▸ Directions:
Work out how many lines of the records contain "Save". Answer with the number and nothing else.

*** Opening of Dataset records ***

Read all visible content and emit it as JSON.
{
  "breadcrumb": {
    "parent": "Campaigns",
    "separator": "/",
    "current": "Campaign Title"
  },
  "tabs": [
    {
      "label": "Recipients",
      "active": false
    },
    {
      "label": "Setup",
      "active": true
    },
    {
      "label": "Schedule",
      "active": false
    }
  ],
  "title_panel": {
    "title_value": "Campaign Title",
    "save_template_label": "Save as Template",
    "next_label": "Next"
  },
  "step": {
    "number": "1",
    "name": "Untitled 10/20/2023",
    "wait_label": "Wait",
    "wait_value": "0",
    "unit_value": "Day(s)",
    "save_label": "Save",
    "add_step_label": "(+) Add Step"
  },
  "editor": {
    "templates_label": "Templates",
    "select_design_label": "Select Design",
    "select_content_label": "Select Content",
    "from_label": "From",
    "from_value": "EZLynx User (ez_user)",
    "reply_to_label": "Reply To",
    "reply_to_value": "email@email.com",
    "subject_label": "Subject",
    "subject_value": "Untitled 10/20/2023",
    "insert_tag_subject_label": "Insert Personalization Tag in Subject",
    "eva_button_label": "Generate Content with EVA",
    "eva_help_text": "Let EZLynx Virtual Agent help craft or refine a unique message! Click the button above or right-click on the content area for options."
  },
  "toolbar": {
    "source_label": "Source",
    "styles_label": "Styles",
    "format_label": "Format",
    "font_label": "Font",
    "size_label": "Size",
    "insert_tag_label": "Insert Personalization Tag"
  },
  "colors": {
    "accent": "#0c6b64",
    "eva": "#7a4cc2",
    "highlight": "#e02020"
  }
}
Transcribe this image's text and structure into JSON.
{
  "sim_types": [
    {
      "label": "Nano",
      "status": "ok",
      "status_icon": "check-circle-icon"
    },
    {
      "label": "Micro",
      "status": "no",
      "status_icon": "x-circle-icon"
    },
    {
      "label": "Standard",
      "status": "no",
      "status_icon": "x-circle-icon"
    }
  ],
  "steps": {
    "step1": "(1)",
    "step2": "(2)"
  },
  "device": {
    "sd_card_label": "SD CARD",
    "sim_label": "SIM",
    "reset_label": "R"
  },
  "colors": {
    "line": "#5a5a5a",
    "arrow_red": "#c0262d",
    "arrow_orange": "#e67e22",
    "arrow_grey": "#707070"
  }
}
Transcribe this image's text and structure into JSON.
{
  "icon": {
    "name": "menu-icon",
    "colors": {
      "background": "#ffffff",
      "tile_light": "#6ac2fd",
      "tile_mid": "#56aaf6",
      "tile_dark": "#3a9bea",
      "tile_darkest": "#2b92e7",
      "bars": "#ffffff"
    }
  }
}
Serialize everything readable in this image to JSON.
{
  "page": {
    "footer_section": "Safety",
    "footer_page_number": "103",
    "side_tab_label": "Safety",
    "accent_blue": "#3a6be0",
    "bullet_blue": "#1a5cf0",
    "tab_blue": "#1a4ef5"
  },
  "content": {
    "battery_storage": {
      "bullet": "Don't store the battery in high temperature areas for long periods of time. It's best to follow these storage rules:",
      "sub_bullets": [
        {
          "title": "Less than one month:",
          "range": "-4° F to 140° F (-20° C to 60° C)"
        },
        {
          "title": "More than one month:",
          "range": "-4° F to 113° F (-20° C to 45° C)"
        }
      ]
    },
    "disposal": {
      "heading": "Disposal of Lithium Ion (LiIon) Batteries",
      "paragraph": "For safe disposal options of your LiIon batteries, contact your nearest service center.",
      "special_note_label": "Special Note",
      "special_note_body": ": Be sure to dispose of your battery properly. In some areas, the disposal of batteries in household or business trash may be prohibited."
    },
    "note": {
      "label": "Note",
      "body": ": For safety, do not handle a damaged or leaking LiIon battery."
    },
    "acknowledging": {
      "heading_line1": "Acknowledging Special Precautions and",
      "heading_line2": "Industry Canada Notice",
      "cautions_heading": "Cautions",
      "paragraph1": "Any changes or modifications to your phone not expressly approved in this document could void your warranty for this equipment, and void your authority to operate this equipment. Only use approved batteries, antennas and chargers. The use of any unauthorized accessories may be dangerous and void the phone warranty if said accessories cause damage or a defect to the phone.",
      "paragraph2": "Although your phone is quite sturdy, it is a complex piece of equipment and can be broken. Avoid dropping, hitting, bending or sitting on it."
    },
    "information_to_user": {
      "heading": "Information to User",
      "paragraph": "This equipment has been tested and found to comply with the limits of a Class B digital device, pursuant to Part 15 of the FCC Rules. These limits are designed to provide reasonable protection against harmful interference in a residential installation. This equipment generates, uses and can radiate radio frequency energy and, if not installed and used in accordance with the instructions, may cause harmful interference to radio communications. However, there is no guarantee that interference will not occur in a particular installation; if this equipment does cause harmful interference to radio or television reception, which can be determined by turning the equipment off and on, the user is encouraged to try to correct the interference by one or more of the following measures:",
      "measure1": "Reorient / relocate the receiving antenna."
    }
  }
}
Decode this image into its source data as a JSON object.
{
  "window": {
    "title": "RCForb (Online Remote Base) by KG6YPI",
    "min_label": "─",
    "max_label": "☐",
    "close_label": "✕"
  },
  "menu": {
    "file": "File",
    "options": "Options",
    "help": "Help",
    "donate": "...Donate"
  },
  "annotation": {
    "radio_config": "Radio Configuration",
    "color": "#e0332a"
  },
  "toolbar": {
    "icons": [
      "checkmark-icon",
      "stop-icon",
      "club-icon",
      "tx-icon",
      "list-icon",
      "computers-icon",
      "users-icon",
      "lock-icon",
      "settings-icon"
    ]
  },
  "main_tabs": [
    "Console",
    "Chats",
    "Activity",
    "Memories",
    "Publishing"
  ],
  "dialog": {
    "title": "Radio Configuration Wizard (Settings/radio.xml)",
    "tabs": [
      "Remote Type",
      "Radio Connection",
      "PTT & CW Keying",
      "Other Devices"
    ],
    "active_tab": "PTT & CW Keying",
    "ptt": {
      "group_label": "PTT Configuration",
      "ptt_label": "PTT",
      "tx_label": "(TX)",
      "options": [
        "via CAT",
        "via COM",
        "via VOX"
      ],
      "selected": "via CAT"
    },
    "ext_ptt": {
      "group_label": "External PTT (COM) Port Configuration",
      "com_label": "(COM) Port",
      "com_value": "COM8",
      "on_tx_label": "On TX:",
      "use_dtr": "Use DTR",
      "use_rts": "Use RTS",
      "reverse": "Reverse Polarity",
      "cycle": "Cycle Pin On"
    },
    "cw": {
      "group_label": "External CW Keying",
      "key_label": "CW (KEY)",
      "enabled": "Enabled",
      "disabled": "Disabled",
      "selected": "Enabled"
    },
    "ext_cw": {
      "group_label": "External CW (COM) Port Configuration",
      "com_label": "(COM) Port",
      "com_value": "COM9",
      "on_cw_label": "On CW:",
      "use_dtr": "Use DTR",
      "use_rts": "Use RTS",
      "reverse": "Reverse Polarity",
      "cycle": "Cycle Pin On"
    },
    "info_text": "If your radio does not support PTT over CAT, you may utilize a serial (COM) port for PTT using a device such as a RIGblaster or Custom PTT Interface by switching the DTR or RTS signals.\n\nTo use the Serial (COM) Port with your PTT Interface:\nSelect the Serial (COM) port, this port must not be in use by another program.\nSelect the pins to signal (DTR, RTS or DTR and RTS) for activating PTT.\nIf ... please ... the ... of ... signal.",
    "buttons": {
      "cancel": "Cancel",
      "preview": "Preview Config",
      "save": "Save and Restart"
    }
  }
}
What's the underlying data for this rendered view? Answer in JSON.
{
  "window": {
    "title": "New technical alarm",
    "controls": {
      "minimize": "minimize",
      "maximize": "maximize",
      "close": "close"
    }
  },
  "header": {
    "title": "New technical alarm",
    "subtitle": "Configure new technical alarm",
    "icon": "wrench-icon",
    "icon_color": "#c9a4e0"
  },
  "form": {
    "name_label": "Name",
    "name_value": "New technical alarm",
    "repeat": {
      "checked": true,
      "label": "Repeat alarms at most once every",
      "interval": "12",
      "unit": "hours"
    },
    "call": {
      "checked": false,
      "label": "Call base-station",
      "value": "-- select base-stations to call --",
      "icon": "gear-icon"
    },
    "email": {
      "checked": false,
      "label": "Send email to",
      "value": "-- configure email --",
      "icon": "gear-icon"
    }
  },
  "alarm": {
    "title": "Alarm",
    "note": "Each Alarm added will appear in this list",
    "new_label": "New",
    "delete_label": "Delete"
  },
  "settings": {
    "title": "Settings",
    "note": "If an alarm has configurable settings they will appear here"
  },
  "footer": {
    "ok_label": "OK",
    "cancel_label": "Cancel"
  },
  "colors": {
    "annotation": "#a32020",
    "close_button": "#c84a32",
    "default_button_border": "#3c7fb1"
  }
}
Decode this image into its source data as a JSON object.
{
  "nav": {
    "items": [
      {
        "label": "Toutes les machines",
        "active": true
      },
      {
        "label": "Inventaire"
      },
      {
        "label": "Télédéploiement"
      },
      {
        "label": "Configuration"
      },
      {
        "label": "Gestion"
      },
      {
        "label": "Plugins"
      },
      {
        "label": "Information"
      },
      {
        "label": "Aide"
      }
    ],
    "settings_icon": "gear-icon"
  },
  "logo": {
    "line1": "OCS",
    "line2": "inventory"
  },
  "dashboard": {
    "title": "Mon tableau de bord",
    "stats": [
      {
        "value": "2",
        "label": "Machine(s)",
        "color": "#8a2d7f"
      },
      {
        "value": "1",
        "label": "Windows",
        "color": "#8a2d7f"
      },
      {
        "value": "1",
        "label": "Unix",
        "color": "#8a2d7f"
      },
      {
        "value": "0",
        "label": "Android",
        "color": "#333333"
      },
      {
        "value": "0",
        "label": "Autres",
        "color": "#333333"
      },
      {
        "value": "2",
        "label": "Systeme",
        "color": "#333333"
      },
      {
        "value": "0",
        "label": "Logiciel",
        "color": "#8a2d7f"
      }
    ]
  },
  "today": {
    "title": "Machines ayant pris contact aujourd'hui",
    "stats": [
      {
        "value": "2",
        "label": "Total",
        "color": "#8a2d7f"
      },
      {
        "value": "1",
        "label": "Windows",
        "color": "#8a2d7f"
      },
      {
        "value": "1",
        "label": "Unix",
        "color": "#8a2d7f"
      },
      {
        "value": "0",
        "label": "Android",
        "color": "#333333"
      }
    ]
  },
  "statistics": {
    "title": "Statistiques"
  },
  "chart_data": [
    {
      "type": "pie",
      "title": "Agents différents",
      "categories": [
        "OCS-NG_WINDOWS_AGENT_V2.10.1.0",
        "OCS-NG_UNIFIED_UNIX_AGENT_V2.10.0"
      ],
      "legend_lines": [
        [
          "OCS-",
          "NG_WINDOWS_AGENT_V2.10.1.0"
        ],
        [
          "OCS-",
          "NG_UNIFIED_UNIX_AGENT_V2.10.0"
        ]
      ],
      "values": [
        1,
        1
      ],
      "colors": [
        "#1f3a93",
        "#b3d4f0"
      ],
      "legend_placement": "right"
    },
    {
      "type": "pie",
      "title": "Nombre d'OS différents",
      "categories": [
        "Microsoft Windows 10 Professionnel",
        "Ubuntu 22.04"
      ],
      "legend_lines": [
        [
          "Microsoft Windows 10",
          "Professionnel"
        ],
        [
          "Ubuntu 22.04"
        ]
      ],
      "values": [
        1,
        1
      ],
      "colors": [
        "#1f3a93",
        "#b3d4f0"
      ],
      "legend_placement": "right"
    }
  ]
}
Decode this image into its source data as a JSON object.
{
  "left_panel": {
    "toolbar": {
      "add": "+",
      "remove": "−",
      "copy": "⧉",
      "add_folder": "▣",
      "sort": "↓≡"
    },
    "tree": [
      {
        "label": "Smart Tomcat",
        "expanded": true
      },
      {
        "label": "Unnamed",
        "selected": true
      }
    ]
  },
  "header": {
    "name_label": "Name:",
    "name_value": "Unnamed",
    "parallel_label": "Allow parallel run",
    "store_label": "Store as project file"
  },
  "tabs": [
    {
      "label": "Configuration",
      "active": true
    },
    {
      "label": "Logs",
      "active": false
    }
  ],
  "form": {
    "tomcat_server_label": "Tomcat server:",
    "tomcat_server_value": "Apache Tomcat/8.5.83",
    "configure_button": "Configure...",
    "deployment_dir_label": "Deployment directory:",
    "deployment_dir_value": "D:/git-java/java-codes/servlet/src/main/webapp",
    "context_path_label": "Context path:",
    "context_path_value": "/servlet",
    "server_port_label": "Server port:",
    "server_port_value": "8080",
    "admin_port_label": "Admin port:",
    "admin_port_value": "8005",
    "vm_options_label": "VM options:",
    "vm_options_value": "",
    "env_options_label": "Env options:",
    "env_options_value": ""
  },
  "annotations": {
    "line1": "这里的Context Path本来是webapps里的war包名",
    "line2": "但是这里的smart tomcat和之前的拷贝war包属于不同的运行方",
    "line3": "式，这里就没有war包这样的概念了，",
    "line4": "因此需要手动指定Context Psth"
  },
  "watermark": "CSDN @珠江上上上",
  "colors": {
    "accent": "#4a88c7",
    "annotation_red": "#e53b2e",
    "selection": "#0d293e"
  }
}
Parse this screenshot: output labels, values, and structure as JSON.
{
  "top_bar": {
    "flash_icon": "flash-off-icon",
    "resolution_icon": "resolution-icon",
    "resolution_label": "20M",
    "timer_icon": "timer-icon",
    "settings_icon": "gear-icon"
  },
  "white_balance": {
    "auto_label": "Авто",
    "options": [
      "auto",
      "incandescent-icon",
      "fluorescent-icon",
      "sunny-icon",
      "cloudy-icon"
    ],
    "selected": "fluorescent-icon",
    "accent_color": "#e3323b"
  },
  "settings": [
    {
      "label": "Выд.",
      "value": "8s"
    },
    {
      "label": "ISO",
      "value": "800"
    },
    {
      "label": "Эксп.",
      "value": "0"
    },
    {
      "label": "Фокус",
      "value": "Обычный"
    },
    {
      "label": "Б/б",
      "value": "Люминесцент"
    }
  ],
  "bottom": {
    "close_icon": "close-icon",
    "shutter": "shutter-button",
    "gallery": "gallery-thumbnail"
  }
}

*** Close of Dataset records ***

▸ Your response:
3